Mutombo’s defensive dominance continued in Atlanta, where he earned another three DPOY trophies (he was traded to Philadelphia in the midst of his final award-winning season with the Hawks). He also helped the Hawks to their first back-to-back 50-win seasons since the Dominique Wilkins era.



Shaquille O’Neal

If Shaq was close enough, it never mattered how many defenders were between him and the rim.

Number retired by: Lakers (No. 34), Heat (No. 32)

O’Neal’s dominance as a player was matched only by his personality as a person, qualities that meshed with the Los Angeles Lakers perfectly. “The Big Diesel’s” arrival jump-started a new era of NBA basketball in L.A., a new brand of “Showtime” that had an enormous star attraction in the middle. O’Neal realized his full potential with the Lakers, running away with the 1999-2000 MVP award and decimating the rest of the league in route to a trio of NBA titles with a young Kobe Bryant as his running mate.

Take a look back at Shaquille O’Neal’s career

A parting of ways saw O’Neal traded to Miami in 2004, where he quickly set about proving he was still a championship-deciding superstar. Alongside another young star guard in Dwyane Wade, O’Neal helped the Heat claim its first championship in 2006.


Oscar Robertson

“The Big O” set record upon record with the Royals before winning a title with the Bucks.

Number retired by: Kings (No. 14), Bucks (No. 1)

Robertson’s early days are harder to visualize not because of the player, but the team. The Cincinnati Royals are now the Sacramento Kings, but the team’s former city and name remain synonymous with the NBA’s original walking triple-double. Robertson averaged an absurd 29.3 ppg, 10.3 apg and 8.5 rpg in 10 seasons with the Royals, including his iconic triple-double average as a 23-year-old player in his second season. He was an All-Star from 1960-70 in Cincinnati while claiming six assist crowns, a scoring title, Rookie of the Year (1960-61) and MVP honors (1963-64), too. In terms of competitiveness, many of his peers describe him as “Jordan before Jordan.” The Royals came within one game of toppling the mighty Celtics in the 1963 Eastern Division finals.

A stunning trade to Milwaukee in 1970 paired Robertson with the ultimate frontcourt teammate in Lew Alcindor (later Kareem Abdul-Jabbar). The pair quickly gelled and led the Bucks to 66 wins in its first season together before rolling through the playoffs and sweeping Baltimore in The Finals. Robertson and Abdul-Jabbar made the Finals again in 1974 before ultimately falling to the Celtics.


Nate Thurmond

Thurmond’s work on the glass is among the best the league has ever seen.

Number retired by: Warriors (No. 42), Cavaliers (No. 42)

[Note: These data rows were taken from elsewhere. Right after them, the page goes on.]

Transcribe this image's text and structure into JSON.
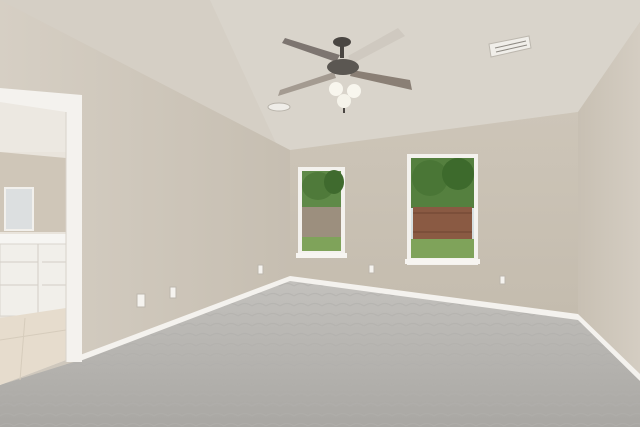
{
  "scene": {
    "subject": "empty-bedroom-interior",
    "elements": [
      "vaulted-ceiling",
      "ceiling-fan",
      "hvac-vent",
      "left-window",
      "right-window",
      "bathroom-doorway",
      "bathroom-vanity",
      "carpet-floor",
      "baseboards",
      "electrical-outlets"
    ]
  },
  "colors": {
    "ceiling": "#d9d4cb",
    "wall_back": "#cbc3b6",
    "wall_left": "#d2cbc0",
    "wall_right": "#cfc8bd",
    "trim": "#f4f2ee",
    "carpet": "#b9b7b3",
    "foliage": "#4f7a3a",
    "fence": "#8a5a43",
    "lawn": "#7fa35a"
  }
}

The oft-forgotten third pillar of rebounding during the Russell-Chamberlain era, Thurmond averaged 15 rpg over his entire Hall-of-Fame career. The “Chairman of the Boards” spent his first 11 seasons with the Warriors, amassing seven All-Star appearances and five All-Defensive honors. Thurmond played for two Finals teams in San Francisco, the latter coming closest in a 4-2 loss to Chamberlain’s 76ers in 1967.

Thurmond spent the last two years of his career in his home state of Ohio, playing a key role in Cleveland’s first conference finals team in 1976.